Tripoli, Libya (CNN) -- Amid reports that pro-government forces have withdrawn from the besieged Libyan port city of Misrata, at least 16 people were killed and 71 were wounded there Sunday, a doctor at a local hospital said early Monday.
An eyewitness said pro-Gadhafi forces randomly and extensively shelled the city Sunday. The witness asked that his name not be used because of fears for his security.
"There are explosions every five minutes," the witness said.
The doctor, who also asked that his name not be used because of fears for his safety, said NATO fighter jets had begun hitting targets in Misrata early Monday.
The witness said he feels safe every time he hears the NATO jets overhead, because whenever they're not present, pro-Gadhafi forces shell the city.
Also early Monday, loud explosions and jets were heard in the capital, Tripoli. Anti-aircraft fire was both seen and heard.
A banner on Libyan state television cited a military source saying that the "crusaders' airstrikes" were targeting both civilian and military targets, resulting in casualties and damage.
Earlier, a source in Misrata described clashes with remnants of pro-government forces. The source declined to be named because of fear of reprisal.
A Libyan government spokesman explained the army came under rebel attack as it withdrew from Misrata, and so the army simply fought back as it continued withdrawing.
"Our army will always attack back if it is attacked," said the spokesman, Musa Ibrahim. "We cannot just ask them to die and not fight back."
Ibrahim said the army's withdrawal was continuing.
Misrata, a rebel stronghold in western Libya, has been the scene of some of the most prolonged fighting in the current conflict.
Rebels "liberated" the main market in the city and the central hospital, the local resident said, but the city remained unsafe and not under complete rebel control.
Ibrahim said tribal chiefs are moving to Misrata's outskirts and negotiating peace with the rebels and city inhabitants, but an opposition leader denied those claims.
"There are no tribes and there are no negotiations. It's only Libyan people fighting against Gadhafi's forces," said Col. Ahmad Bani, a rebel military spokesman.
Ruler Moammar Gadhafi is "lying to say to the world that he's looking to find a solution," Bani said. "These are Gadhafi dreams and they will never happen."
The regime had earlier said it was calling on the tribes to deal with the rebels in Misrata, whether by negotiation or force.
Ibrahim said the tribes are armed and "prepared to defend their land."
He said, "The rebels have two options: either to escape the country and leave Misrata and go somewhere else, or to give up their arms.

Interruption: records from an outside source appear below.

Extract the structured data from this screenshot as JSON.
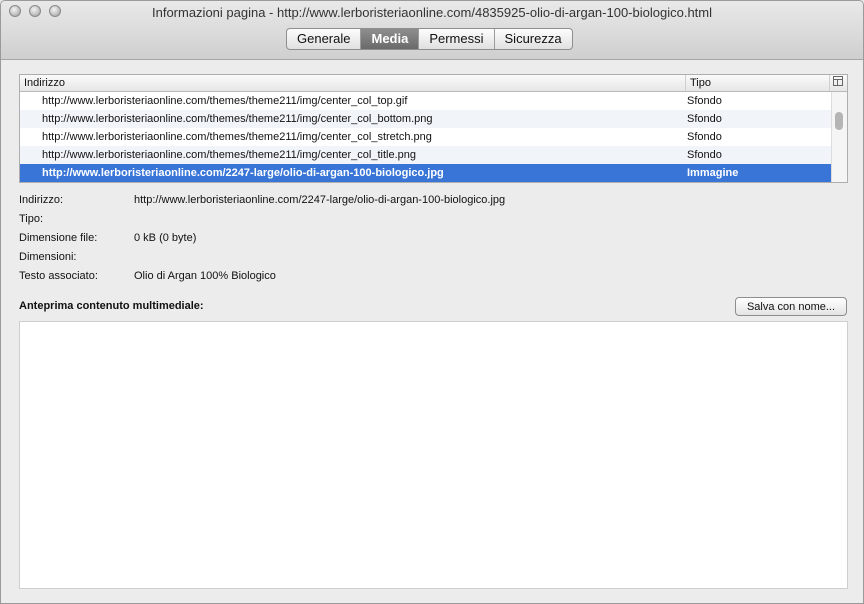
{
  "window": {
    "title": "Informazioni pagina - http://www.lerboristeriaonline.com/4835925-olio-di-argan-100-biologico.html"
  },
  "tabs": [
    {
      "label": "Generale",
      "active": false
    },
    {
      "label": "Media",
      "active": true
    },
    {
      "label": "Permessi",
      "active": false
    },
    {
      "label": "Sicurezza",
      "active": false
    }
  ],
  "list": {
    "columns": {
      "address": "Indirizzo",
      "type": "Tipo"
    },
    "rows": [
      {
        "address": "http://www.lerboristeriaonline.com/themes/theme211/img/center_col_top.gif",
        "type": "Sfondo"
      },
      {
        "address": "http://www.lerboristeriaonline.com/themes/theme211/img/center_col_bottom.png",
        "type": "Sfondo"
      },
      {
        "address": "http://www.lerboristeriaonline.com/themes/theme211/img/center_col_stretch.png",
        "type": "Sfondo"
      },
      {
        "address": "http://www.lerboristeriaonline.com/themes/theme211/img/center_col_title.png",
        "type": "Sfondo"
      },
      {
        "address": "http://www.lerboristeriaonline.com/2247-large/olio-di-argan-100-biologico.jpg",
        "type": "Immagine",
        "selected": true
      }
    ]
  },
  "details": {
    "address_label": "Indirizzo:",
    "address_value": "http://www.lerboristeriaonline.com/2247-large/olio-di-argan-100-biologico.jpg",
    "type_label": "Tipo:",
    "type_value": "",
    "filesize_label": "Dimensione file:",
    "filesize_value": "0 kB (0 byte)",
    "dimensions_label": "Dimensioni:",
    "dimensions_value": "",
    "alt_label": "Testo associato:",
    "alt_value": "Olio di Argan 100% Biologico"
  },
  "preview": {
    "label": "Anteprima contenuto multimediale:",
    "save_label": "Salva con nome..."
  },
  "icons": {
    "traffic_lights": [
      "close-icon",
      "minimize-icon",
      "zoom-icon"
    ],
    "column_picker": "column-picker-icon"
  }
}
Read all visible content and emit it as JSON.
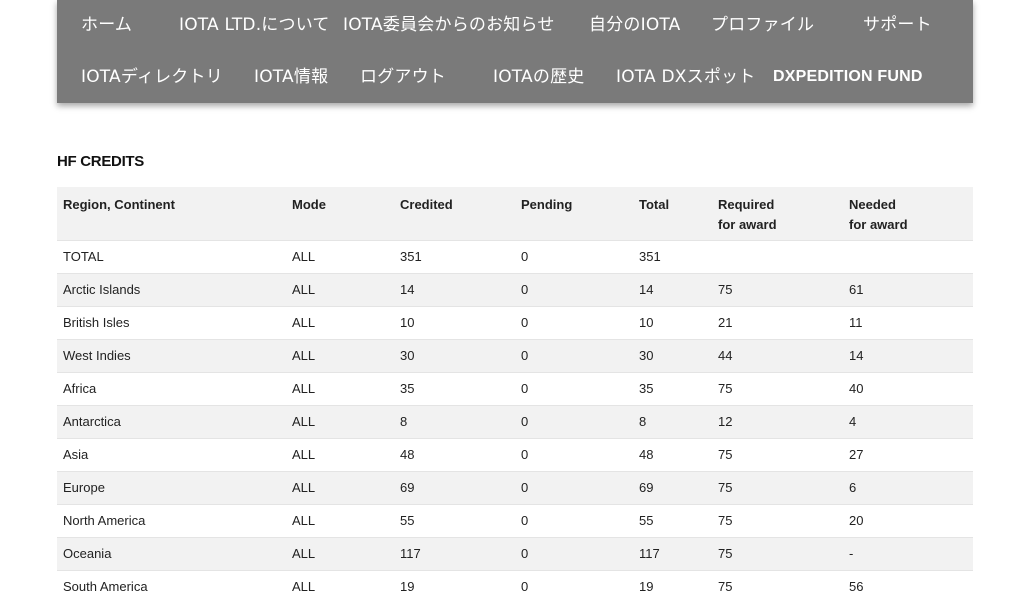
{
  "nav": {
    "row1": [
      {
        "label": "ホーム",
        "bold": false
      },
      {
        "label": "IOTA LTD.について",
        "bold": false
      },
      {
        "label": "IOTA委員会からのお知らせ",
        "bold": false
      },
      {
        "label": "自分のIOTA",
        "bold": false
      },
      {
        "label": "プロファイル",
        "bold": false
      },
      {
        "label": "サポート",
        "bold": false
      }
    ],
    "row2": [
      {
        "label": "IOTAディレクトリ",
        "bold": false
      },
      {
        "label": "IOTA情報",
        "bold": false
      },
      {
        "label": "ログアウト",
        "bold": false
      },
      {
        "label": "IOTAの歴史",
        "bold": false
      },
      {
        "label": "IOTA DXスポット",
        "bold": false
      },
      {
        "label": "DXPEDITION FUND",
        "bold": true
      }
    ]
  },
  "section_title": "HF CREDITS",
  "table": {
    "headers": [
      {
        "line1": "Region, Continent",
        "line2": ""
      },
      {
        "line1": "Mode",
        "line2": ""
      },
      {
        "line1": "Credited",
        "line2": ""
      },
      {
        "line1": "Pending",
        "line2": ""
      },
      {
        "line1": "Total",
        "line2": ""
      },
      {
        "line1": "Required",
        "line2": "for award"
      },
      {
        "line1": "Needed",
        "line2": "for award"
      }
    ],
    "rows": [
      [
        "TOTAL",
        "ALL",
        "351",
        "0",
        "351",
        "",
        ""
      ],
      [
        "Arctic Islands",
        "ALL",
        "14",
        "0",
        "14",
        "75",
        "61"
      ],
      [
        "British Isles",
        "ALL",
        "10",
        "0",
        "10",
        "21",
        "11"
      ],
      [
        "West Indies",
        "ALL",
        "30",
        "0",
        "30",
        "44",
        "14"
      ],
      [
        "Africa",
        "ALL",
        "35",
        "0",
        "35",
        "75",
        "40"
      ],
      [
        "Antarctica",
        "ALL",
        "8",
        "0",
        "8",
        "12",
        "4"
      ],
      [
        "Asia",
        "ALL",
        "48",
        "0",
        "48",
        "75",
        "27"
      ],
      [
        "Europe",
        "ALL",
        "69",
        "0",
        "69",
        "75",
        "6"
      ],
      [
        "North America",
        "ALL",
        "55",
        "0",
        "55",
        "75",
        "20"
      ],
      [
        "Oceania",
        "ALL",
        "117",
        "0",
        "117",
        "75",
        "-"
      ],
      [
        "South America",
        "ALL",
        "19",
        "0",
        "19",
        "75",
        "56"
      ]
    ]
  }
}
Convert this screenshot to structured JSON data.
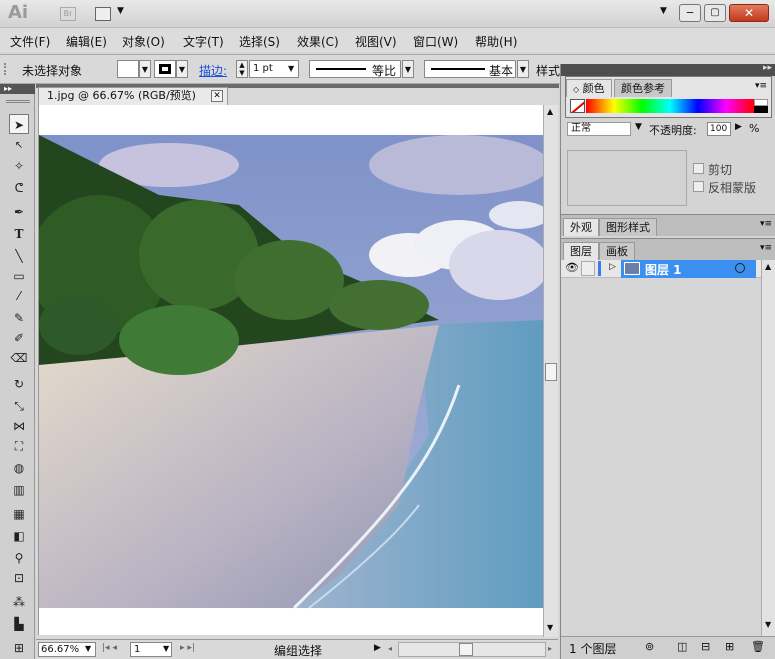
{
  "titlebar": {
    "app_logo": "Ai",
    "br_label": "Br"
  },
  "menu": [
    "文件(F)",
    "编辑(E)",
    "对象(O)",
    "文字(T)",
    "选择(S)",
    "效果(C)",
    "视图(V)",
    "窗口(W)",
    "帮助(H)"
  ],
  "control": {
    "selection": "未选择对象",
    "stroke_label": "描边:",
    "stroke_value": "1 pt",
    "profile1": "等比",
    "profile2": "基本",
    "style_label": "样式:"
  },
  "document": {
    "tab_title": "1.jpg @ 66.67% (RGB/预览)"
  },
  "status": {
    "zoom": "66.67%",
    "page": "1",
    "mode": "编组选择"
  },
  "color_panel": {
    "tab1": "颜色",
    "tab2": "颜色参考",
    "blend_mode": "正常",
    "opacity_label": "不透明度:",
    "opacity_value": "100",
    "opacity_unit": "%",
    "clip_label": "剪切",
    "invert_label": "反相蒙版"
  },
  "appearance": {
    "tab1": "外观",
    "tab2": "图形样式"
  },
  "layers": {
    "tab1": "图层",
    "tab2": "画板",
    "layer_name": "图层 1",
    "count": "1 个图层"
  }
}
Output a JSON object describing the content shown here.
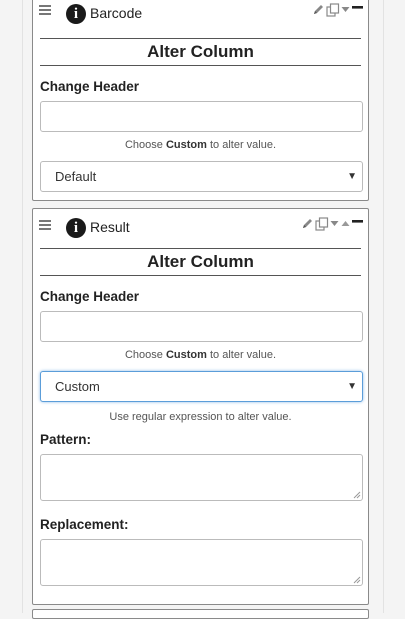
{
  "panels": [
    {
      "title": "Barcode",
      "section_title": "Alter Column",
      "change_header_label": "Change Header",
      "change_header_value": "",
      "hint_prefix": "Choose ",
      "hint_bold": "Custom",
      "hint_suffix": " to alter value.",
      "select_value": "Default"
    },
    {
      "title": "Result",
      "section_title": "Alter Column",
      "change_header_label": "Change Header",
      "change_header_value": "",
      "hint_prefix": "Choose ",
      "hint_bold": "Custom",
      "hint_suffix": " to alter value.",
      "select_value": "Custom",
      "regex_hint": "Use regular expression to alter value.",
      "pattern_label": "Pattern:",
      "pattern_value": "",
      "replacement_label": "Replacement:",
      "replacement_value": ""
    }
  ],
  "icons": [
    "menu-icon",
    "info-icon",
    "edit-icon",
    "copy-icon",
    "move-down-icon",
    "move-up-icon",
    "collapse-icon"
  ]
}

And as we have promised before, a general pardon will be issued for everyone."
The rebels, under the umbrella of the Transitional National Council, received a pledge Sunday from Kuwait for about $180 million. The announcement came during council chief Mustafa Abdel Jalil's visit to Kuwait, Kuwaiti state-run television reported.
Ibrahim responded to that report by questioning why Kuwait was seeking to help one side rather than seeking to resolve the conflict.
"We know that some countries are not interested in Libyan peace, democracy, and the future of this country," Ibrahim said. "Why is it that some governments jump on the opportunity to make the Libyan crisis even worse ... instead of helping all parties establish peace?"
Hundreds have been killed in the battle for Misrata, under a bloody siege from Gadhafi's forces for seven weeks.
It is the scene of some of the deadliest battles of the war as the rebels attempt to oust Gadhafi, who has been in power for 42 years.
Human Rights Watch has said Gadhafi was using internationally banned cluster bombs and other lethal munitions indiscriminately to kill civilians.
The United States conducted its first Predator drone airstrikes Saturday afternoon, Pentagon spokesman Navy Capt. Darryn James said.
Keeping with U.S. practice not to comment on drone strikes, the Pentagon offered no other information.
CNN's Kamal Ghattas, Kareem Khadder, Hamdi Alkshali, Reza Sayah, Saad Abedine, Frederik Pleitgen and Barbara Starr contributed to this report.